Vascularization is a common pathology for many solid tumors, and therefore anti-angiogenic strategies are being investigated as a therapeutic target for treatment. Numerous studies are also being conducted regarding the effects of oncolytic viruses, including Imlygic™, an FDA approved oncolytic herpes simplex virus-1 (oHSV) for the treatment of highly vascularized tumors such as Kaposi sarcoma (NCT04065152), and brain tumors. To our knowledge, the effects of combining oncolytic HSV with angiogenesis inhibition on endothelial cell activation has not been previously described. Here, we tested the effects of Rapid Antiangiogenesis Mediated By Oncolytic Virus (RAMBO), an oHSV which expresses a potent anti-angiogenic gene Vasculostatin on endothelial cell activation in heavily vascularized solid tumors. oHSV treatment induces endothelial cell activation, which inhibits virus propagation and oncolysis in adjacent tumor cells in vitro. Consistently, this was also observed in intravital imaging of intracranial tumor-bearing mice in vivo where infected tumor endothelial cells could efficiently clear the virus without cell lysis.
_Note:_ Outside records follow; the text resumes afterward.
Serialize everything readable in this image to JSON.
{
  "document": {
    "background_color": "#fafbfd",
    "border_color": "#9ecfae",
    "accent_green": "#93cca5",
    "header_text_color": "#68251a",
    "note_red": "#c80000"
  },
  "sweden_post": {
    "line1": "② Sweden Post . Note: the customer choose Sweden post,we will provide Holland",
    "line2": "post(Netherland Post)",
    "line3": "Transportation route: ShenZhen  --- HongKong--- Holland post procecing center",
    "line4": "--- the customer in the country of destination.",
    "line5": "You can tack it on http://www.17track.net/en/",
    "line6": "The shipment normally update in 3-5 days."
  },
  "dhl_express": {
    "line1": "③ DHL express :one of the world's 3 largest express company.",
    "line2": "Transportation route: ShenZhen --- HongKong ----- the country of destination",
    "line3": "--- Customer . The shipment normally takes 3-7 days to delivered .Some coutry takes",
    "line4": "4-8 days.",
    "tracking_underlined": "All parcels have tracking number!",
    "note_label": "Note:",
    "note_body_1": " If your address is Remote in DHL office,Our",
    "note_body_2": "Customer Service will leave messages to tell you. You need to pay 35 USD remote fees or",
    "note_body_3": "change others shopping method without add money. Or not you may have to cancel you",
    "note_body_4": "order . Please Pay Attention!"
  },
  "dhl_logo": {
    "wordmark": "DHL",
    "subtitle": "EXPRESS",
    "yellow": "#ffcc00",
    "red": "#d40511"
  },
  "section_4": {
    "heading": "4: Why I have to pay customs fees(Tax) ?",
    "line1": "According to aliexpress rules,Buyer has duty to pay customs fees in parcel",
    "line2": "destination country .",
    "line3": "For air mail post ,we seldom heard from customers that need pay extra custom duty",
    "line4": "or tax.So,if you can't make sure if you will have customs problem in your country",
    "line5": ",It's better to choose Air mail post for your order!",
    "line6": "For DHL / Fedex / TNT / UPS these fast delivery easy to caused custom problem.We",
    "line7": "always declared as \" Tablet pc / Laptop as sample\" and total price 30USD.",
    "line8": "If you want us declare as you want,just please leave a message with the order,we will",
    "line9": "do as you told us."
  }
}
Quantitative real-time PCR (Q-PCR), leukocyte adhesion assay, and fluorescent microscopy imaging data, however, revealed that RAMBO virus significantly decreased expression of endothelial cell activation markers and leukocyte adhesion, which in turn increased virus replication and cytotoxicity in endothelial cells. In vivo RAMBO treatment of subcutaneously implanted sarcoma tumors significantly reduced tumor growth in mice bearing sarcoma compared to rHSVQ. In addition, histological analysis of RAMBO-treated tumor tissues revealed large areas of necrosis and a statistically significant reduction in microvessel density (MVD). This study provides strong preclinical evidence of the therapeutic benefit for the use of RAMBO virus as a treatment option for highly vascularized tumors.
- Oncolytic herpes simplex virus-1 (oHSV)
- Rapid antiangiogenesis mediated by oncolytic virus (RAMBO)
- Soft tissue sarcoma (STS)
- Tumor microenvironment (TME)
- Vasculostatin (Vstat120)
ASJC Scopus subject areas
- Cancer Research